(1) “…but this horse is just plain stubborn, and it always answers “Nay””. (2) “So if your cowboy is sick in bed, and tells you that he’s dying, just totally ignore him, for you know he’s surely lying.” (3) “I pondered it a moment, then, I answered “What the hell, Cows always wear those bells, because their horns don’t work too well””. (4) “Just thank the Lord beef price is up, and that the chips are down?” As far as I am concerned, the puns are worth the price of the book and the rest is free and gravy. The third section, Travel Memories, consists of a few poems about the rancher’s travels after he sells his ranch. Be sure to read the poem, “Dog Tags”, The rest of the book consists of poems and musings on trail drives, early death, moldy hay, line shacks, Mexican culture, cap guns, cowboys, night watch, levis, etc., The book, for me, humanizes the cowboy. One can leave it on a table, pick it up and read a few poems, and then go back to what one was doing, satisfied and enjoying the break.. Get the book, you will not regret it. 

……..Bob Kisken 


Book Review by Rich Huff

Reprinted from the “Western Way” magazine, Summer 2019


MICHAEL S. ROBINSON“Yes Ma’am Just Call Me Slim”

ISBN-13: 9781 7221 1055 01

ISBN-10: 1722 1055 0X


It’s pretty safe to say Michael S. Robinson has brought us something unique here!
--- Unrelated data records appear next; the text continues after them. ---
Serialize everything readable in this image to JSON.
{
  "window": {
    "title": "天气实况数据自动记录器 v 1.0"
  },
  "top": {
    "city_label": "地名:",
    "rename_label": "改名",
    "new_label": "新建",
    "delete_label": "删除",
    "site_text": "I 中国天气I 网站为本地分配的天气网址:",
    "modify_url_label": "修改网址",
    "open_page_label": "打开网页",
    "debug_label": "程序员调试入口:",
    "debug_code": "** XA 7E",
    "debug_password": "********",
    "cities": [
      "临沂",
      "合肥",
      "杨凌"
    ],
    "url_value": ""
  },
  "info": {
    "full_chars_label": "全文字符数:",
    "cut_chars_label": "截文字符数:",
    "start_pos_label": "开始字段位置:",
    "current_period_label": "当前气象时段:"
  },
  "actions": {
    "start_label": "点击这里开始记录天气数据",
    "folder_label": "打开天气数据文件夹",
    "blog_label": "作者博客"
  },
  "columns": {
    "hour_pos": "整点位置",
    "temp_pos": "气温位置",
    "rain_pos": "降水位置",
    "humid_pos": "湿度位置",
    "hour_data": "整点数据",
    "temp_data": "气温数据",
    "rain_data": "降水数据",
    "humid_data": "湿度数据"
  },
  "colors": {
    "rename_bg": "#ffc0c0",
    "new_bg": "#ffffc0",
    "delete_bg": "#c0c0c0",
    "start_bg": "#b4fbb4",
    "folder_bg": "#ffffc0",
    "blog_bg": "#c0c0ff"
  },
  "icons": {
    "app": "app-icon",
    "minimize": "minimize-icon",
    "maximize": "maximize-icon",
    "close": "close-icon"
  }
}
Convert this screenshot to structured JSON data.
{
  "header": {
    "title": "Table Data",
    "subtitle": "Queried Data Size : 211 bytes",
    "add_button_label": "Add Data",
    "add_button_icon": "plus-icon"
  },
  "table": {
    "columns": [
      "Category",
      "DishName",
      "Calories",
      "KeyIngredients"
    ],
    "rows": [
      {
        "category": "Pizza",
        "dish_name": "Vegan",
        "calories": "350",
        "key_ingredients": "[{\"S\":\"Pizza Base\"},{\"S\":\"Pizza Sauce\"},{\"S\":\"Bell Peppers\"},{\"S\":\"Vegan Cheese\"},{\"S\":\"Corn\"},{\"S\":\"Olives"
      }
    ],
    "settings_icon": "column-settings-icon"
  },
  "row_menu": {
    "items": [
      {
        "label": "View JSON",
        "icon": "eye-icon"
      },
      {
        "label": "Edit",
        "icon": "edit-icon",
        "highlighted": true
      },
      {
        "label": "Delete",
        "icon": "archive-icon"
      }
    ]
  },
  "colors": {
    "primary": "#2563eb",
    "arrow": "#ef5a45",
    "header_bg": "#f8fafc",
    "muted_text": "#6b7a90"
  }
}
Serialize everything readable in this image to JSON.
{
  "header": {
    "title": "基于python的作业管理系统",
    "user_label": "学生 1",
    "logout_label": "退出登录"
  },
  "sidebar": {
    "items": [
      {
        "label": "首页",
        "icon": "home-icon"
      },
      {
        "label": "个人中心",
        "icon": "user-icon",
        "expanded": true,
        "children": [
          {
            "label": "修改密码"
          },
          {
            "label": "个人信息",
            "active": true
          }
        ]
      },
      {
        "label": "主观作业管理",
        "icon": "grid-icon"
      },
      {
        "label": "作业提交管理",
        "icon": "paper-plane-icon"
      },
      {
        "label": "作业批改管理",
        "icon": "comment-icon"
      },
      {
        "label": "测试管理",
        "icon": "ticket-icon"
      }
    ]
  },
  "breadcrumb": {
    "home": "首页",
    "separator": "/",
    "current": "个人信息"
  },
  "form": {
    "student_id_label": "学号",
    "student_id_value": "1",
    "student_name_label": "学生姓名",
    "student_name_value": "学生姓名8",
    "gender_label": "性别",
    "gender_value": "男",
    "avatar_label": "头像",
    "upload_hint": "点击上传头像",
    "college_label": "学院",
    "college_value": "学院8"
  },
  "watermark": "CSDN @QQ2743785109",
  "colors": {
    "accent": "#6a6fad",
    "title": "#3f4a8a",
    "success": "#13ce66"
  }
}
The book’s back cover notes will introduce you to the “Slim” of the title as being Mickey “Slim” Robbins, Sr., “a successful New Mexico rancher who developed his Rockin’ Robbin Ranch into the largest in the state.” In a truly unusual mounting for a poetry collection, the works are said to have been written by Slim at various points in his winding life. There are exotically detailed mini-essays about his adventures with commentary from Robinson on both essay and verse. Since grandson Mickey Robbins III saved and annotated Slim’s poems, what would that make Robinson in the flow of things...the editor? It may also align Michael Robinson with Rod Miller’s fanciful creation “Rawhide Robinson” since the whole thing is a creation of one fertile imagination! It makes for a good yarn but, lest you be strung along, yarn it is! However, the details of the cowboying life as depicted are real and accurate, and the poems and lyrics themselves are particularly well crafted...thoughtful, expansive and poignant. In the final analysis, the book comes off as being a very literate combination of verse and short story. And in a way doesn’t all fiction purport at some level to be fact, if only to further engage its reader? As Slim often does, I’ll use a double-edged pun to sum it up: It’s a “novel” approach....and I’ll recommend it highly. 398 pages. Softbound book: available through or by mail from Bronco Jockey Books, P.O. Box 592, Draper, UT 84020 phone (801) 403-6450.